• As with MomsRising, digital technologies are central to the project. SaludableOmaha combines art, media, and science to catalyze a social movement in Omaha’s Latino community. Students design projects, create logos, engage in branding, and otherwise develop strategies to capitalize on their unique talents.
• To make the program sustainable, SaludableOmaha worked with Omaha South High School to incorporate the program into its established service learning curriculum. Students have the option of working with SaludableOmaha to develop strategies and initiatives throughout the academic year. In this way, the program has been seeking to embed itself into the school environment without asking the school board to create a new curriculum.
• SaludableOmaha also has established links with local wellness organizations such as Live Well Omaha, the primary umbrella organization in the county that, along with the county health department, serves as a leader in public health initiatives. Becoming part of the existing infrastructure and institutional climate will be key to the program’s long-term viability.
Huang listed several challenges faced by SaludableOmaha:
• Thus far the program has been conducted on a shoestring. It needs to become part of a larger network to be financially sustainable, because this kind of project is difficult to support through existing funding mechanisms.
• The program is resource intensive.

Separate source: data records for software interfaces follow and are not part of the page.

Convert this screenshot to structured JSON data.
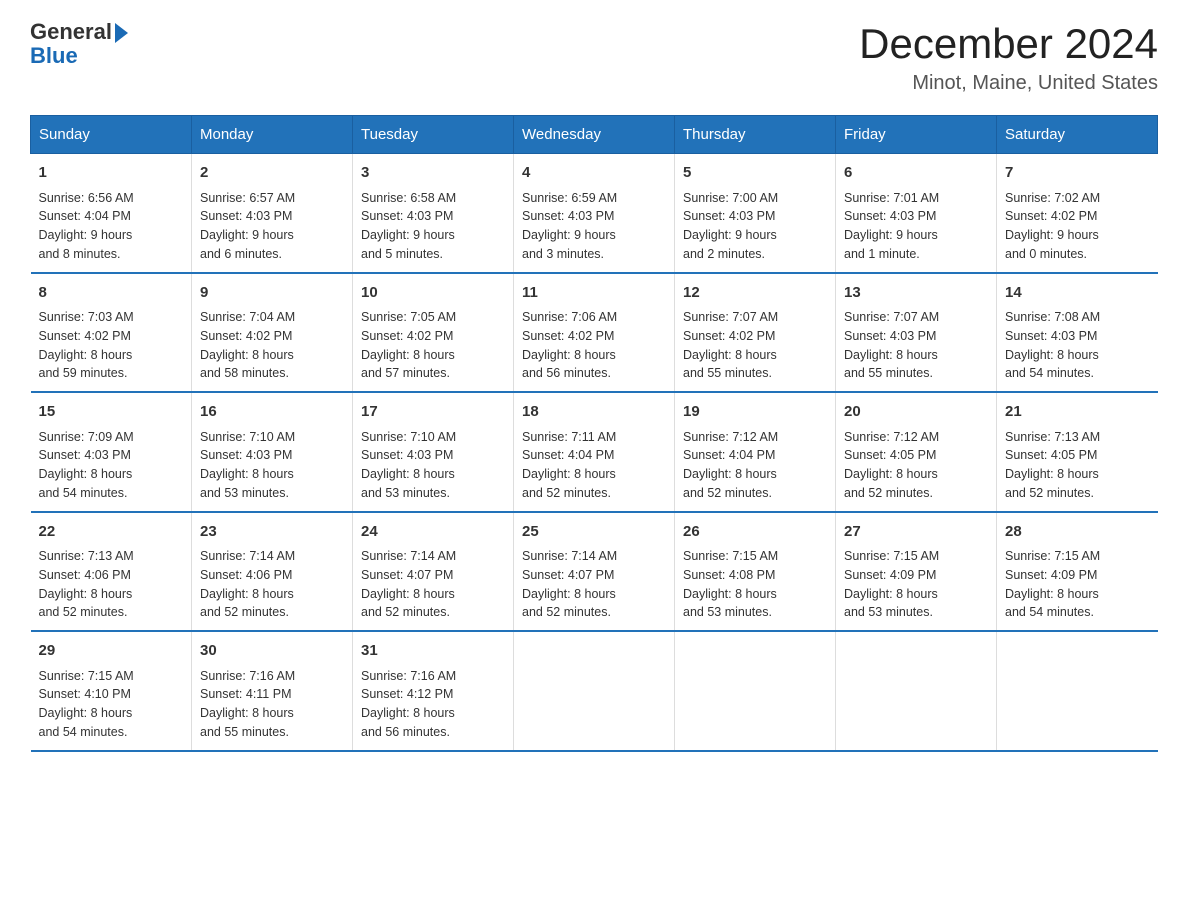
{
  "logo": {
    "text_general": "General",
    "text_blue": "Blue",
    "arrow": "▶"
  },
  "header": {
    "month": "December 2024",
    "location": "Minot, Maine, United States"
  },
  "weekdays": [
    "Sunday",
    "Monday",
    "Tuesday",
    "Wednesday",
    "Thursday",
    "Friday",
    "Saturday"
  ],
  "weeks": [
    [
      {
        "day": "1",
        "info": "Sunrise: 6:56 AM\nSunset: 4:04 PM\nDaylight: 9 hours\nand 8 minutes."
      },
      {
        "day": "2",
        "info": "Sunrise: 6:57 AM\nSunset: 4:03 PM\nDaylight: 9 hours\nand 6 minutes."
      },
      {
        "day": "3",
        "info": "Sunrise: 6:58 AM\nSunset: 4:03 PM\nDaylight: 9 hours\nand 5 minutes."
      },
      {
        "day": "4",
        "info": "Sunrise: 6:59 AM\nSunset: 4:03 PM\nDaylight: 9 hours\nand 3 minutes."
      },
      {
        "day": "5",
        "info": "Sunrise: 7:00 AM\nSunset: 4:03 PM\nDaylight: 9 hours\nand 2 minutes."
      },
      {
        "day": "6",
        "info": "Sunrise: 7:01 AM\nSunset: 4:03 PM\nDaylight: 9 hours\nand 1 minute."
      },
      {
        "day": "7",
        "info": "Sunrise: 7:02 AM\nSunset: 4:02 PM\nDaylight: 9 hours\nand 0 minutes."
      }
    ],
    [
      {
        "day": "8",
        "info": "Sunrise: 7:03 AM\nSunset: 4:02 PM\nDaylight: 8 hours\nand 59 minutes."
      },
      {
        "day": "9",
        "info": "Sunrise: 7:04 AM\nSunset: 4:02 PM\nDaylight: 8 hours\nand 58 minutes."
      },
      {
        "day": "10",
        "info": "Sunrise: 7:05 AM\nSunset: 4:02 PM\nDaylight: 8 hours\nand 57 minutes."
      },
      {
        "day": "11",
        "info": "Sunrise: 7:06 AM\nSunset: 4:02 PM\nDaylight: 8 hours\nand 56 minutes."
      },
      {
        "day": "12",
        "info": "Sunrise: 7:07 AM\nSunset: 4:02 PM\nDaylight: 8 hours\nand 55 minutes."
      },
      {
        "day": "13",
        "info": "Sunrise: 7:07 AM\nSunset: 4:03 PM\nDaylight: 8 hours\nand 55 minutes."
      },
      {
        "day": "14",
        "info": "Sunrise: 7:08 AM\nSunset: 4:03 PM\nDaylight: 8 hours\nand 54 minutes."
      }
    ],
    [
      {
        "day": "15",
        "info": "Sunrise: 7:09 AM\nSunset: 4:03 PM\nDaylight: 8 hours\nand 54 minutes."
      },
      {
        "day": "16",
        "info": "Sunrise: 7:10 AM\nSunset: 4:03 PM\nDaylight: 8 hours\nand 53 minutes."
      },
      {
        "day": "17",
        "info": "Sunrise: 7:10 AM\nSunset: 4:03 PM\nDaylight: 8 hours\nand 53 minutes."
      },
      {
        "day": "18",
        "info": "Sunrise: 7:11 AM\nSunset: 4:04 PM\nDaylight: 8 hours\nand 52 minutes."
      },
      {
        "day": "19",
        "info": "Sunrise: 7:12 AM\nSunset: 4:04 PM\nDaylight: 8 hours\nand 52 minutes."
      },
      {
        "day": "20",
        "info": "Sunrise: 7:12 AM\nSunset: 4:05 PM\nDaylight: 8 hours\nand 52 minutes."
      },
      {
        "day": "21",
        "info": "Sunrise: 7:13 AM\nSunset: 4:05 PM\nDaylight: 8 hours\nand 52 minutes."
      }
    ],
    [
      {
        "day": "22",
        "info": "Sunrise: 7:13 AM\nSunset: 4:06 PM\nDaylight: 8 hours\nand 52 minutes."
      },
      {
        "day": "23",
        "info": "Sunrise: 7:14 AM\nSunset: 4:06 PM\nDaylight: 8 hours\nand 52 minutes."
      },
      {
        "day": "24",
        "info": "Sunrise: 7:14 AM\nSunset: 4:07 PM\nDaylight: 8 hours\nand 52 minutes."
      },
      {
        "day": "25",
        "info": "Sunrise: 7:14 AM\nSunset: 4:07 PM\nDaylight: 8 hours\nand 52 minutes."
      },
      {
        "day": "26",
        "info": "Sunrise: 7:15 AM\nSunset: 4:08 PM\nDaylight: 8 hours\nand 53 minutes."
      },
      {
        "day": "27",
        "info": "Sunrise: 7:15 AM\nSunset: 4:09 PM\nDaylight: 8 hours\nand 53 minutes."
      },
      {
        "day": "28",
        "info": "Sunrise: 7:15 AM\nSunset: 4:09 PM\nDaylight: 8 hours\nand 54 minutes."
      }
    ],
    [
      {
        "day": "29",
        "info": "Sunrise: 7:15 AM\nSunset: 4:10 PM\nDaylight: 8 hours\nand 54 minutes."
      },
      {
        "day": "30",
        "info": "Sunrise: 7:16 AM\nSunset: 4:11 PM\nDaylight: 8 hours\nand 55 minutes."
      },
      {
        "day": "31",
        "info": "Sunrise: 7:16 AM\nSunset: 4:12 PM\nDaylight: 8 hours\nand 56 minutes."
      },
      null,
      null,
      null,
      null
    ]
  ]
}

Managing social marketing and social media requires considerable effort on a daily basis.
• For a host of reasons, it can be difficult to capture the attention and time of minority youth.
“There is a dearth of interventions that focus specifically on Latino youth and Latino families in the realm of obesity prevention.” —Terry Huang